Direction of Arrival Estimation of Early Reflections Using Compressive Sensing
Bachelor Thesis of Förster, Jonas

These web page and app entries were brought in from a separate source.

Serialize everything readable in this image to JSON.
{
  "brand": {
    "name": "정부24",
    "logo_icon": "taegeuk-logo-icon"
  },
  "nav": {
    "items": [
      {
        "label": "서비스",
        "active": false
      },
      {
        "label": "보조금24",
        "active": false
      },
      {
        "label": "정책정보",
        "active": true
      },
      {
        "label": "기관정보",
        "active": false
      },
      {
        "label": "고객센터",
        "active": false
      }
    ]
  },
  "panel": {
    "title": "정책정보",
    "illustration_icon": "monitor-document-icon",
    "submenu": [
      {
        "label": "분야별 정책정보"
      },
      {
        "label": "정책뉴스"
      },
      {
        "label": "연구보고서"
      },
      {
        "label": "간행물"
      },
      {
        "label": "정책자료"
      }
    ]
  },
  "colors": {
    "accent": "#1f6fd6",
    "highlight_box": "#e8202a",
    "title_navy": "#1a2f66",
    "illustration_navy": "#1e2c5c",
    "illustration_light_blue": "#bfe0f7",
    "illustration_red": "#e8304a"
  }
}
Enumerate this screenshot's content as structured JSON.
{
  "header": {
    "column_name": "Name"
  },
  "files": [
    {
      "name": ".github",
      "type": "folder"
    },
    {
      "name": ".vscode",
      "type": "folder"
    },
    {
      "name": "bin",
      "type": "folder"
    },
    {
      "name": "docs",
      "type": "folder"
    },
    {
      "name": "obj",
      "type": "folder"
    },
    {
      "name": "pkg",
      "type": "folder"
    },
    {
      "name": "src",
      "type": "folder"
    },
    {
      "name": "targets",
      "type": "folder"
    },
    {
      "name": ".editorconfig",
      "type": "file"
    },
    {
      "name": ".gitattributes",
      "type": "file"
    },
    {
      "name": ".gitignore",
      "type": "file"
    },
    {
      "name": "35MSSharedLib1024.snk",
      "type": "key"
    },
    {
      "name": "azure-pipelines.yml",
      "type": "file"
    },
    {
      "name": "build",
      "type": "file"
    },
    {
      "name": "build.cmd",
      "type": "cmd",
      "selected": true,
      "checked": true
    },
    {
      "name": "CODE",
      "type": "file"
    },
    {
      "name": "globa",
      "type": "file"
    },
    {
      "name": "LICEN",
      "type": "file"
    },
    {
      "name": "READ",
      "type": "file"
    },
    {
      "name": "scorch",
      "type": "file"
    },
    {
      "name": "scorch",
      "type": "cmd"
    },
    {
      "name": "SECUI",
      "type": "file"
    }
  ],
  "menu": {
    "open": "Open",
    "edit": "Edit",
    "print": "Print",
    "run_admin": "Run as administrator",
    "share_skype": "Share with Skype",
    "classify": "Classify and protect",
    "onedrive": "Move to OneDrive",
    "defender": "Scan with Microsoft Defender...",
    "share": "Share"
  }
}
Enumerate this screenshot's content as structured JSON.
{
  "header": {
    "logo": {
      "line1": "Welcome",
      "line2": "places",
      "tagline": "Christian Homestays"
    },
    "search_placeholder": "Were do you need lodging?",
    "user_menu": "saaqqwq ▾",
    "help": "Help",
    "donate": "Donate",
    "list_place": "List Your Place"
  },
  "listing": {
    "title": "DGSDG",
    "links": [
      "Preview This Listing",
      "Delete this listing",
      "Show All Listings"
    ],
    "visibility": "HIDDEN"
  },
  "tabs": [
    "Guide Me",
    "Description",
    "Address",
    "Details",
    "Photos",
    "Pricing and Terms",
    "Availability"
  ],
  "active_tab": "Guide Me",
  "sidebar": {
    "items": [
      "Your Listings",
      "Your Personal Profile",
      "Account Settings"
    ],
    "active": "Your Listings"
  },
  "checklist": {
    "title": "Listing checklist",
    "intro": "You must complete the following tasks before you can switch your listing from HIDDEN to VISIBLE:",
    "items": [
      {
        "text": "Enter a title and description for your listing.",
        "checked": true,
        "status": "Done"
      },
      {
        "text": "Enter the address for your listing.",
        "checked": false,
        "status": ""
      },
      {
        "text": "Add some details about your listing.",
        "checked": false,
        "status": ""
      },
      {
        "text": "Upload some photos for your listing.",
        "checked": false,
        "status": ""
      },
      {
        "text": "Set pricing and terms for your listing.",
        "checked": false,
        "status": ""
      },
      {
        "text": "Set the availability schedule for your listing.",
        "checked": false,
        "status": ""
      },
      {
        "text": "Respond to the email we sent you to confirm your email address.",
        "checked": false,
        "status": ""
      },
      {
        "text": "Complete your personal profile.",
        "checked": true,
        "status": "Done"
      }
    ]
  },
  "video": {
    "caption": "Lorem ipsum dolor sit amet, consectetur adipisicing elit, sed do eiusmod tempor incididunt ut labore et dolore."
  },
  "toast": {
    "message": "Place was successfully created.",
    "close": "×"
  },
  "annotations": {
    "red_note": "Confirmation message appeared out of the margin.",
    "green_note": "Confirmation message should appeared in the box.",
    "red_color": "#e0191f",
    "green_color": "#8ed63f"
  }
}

Beamforming techniques are nowadays commonly used to detect the direction of arrival (DOA) of sound waves arriving at spherical microphone arrays (SMAs). The conventional plane-wave decomposition beamformer(PWD-BF) can be used to estimate the DOA with a maximal directivity function solving a ?2 - minimisation problem. However, since the number of microphones in SMAs is limited by physical constraints, the PWD-BF method suffers from low spatial resolution in the practical use case. The spatial resolution can be improved by applying compressive sensing, the so-called compress- ive beamforming(CB). The main requirement to apply compressive beamforming is sparsity in the solution of the problem. That means that the minimisation problem is underdetermined and can be solved with ?1 - minimisation. In reverberant room acoustic scenarios, the condition of sparsity is not fulfilled due to meas- urement noise and too many incoming reflections. Therefore, subspace-based preprocessing methods are used to divide the signals into two parts. The first part is assumed to consist of the direct sound and the early reflections whereas the second part includes late reverberation and measurement noise. The first part is then assumed to be sparse and the directions of arrival of the direct sound and the early reflections can be estimated using CB. In this work, the performance of CB with and without the subspace-based preprocessing methods is compared with the performance of PWD-BF and MUltiple SIgnal Classifica- tion(MUSIC). This is done in two simulation scenarios. In the first scenario, plane-wave sources are generated analytically and measurement noise is added. In the second, the methods are applied on directional room impulse responses. The focus of the analyses is on the influence of measurement noise and late reverberation to the simulations with respect to their effects on sparsity of the problem and the estimation of the DOA of the primary sources and reflections.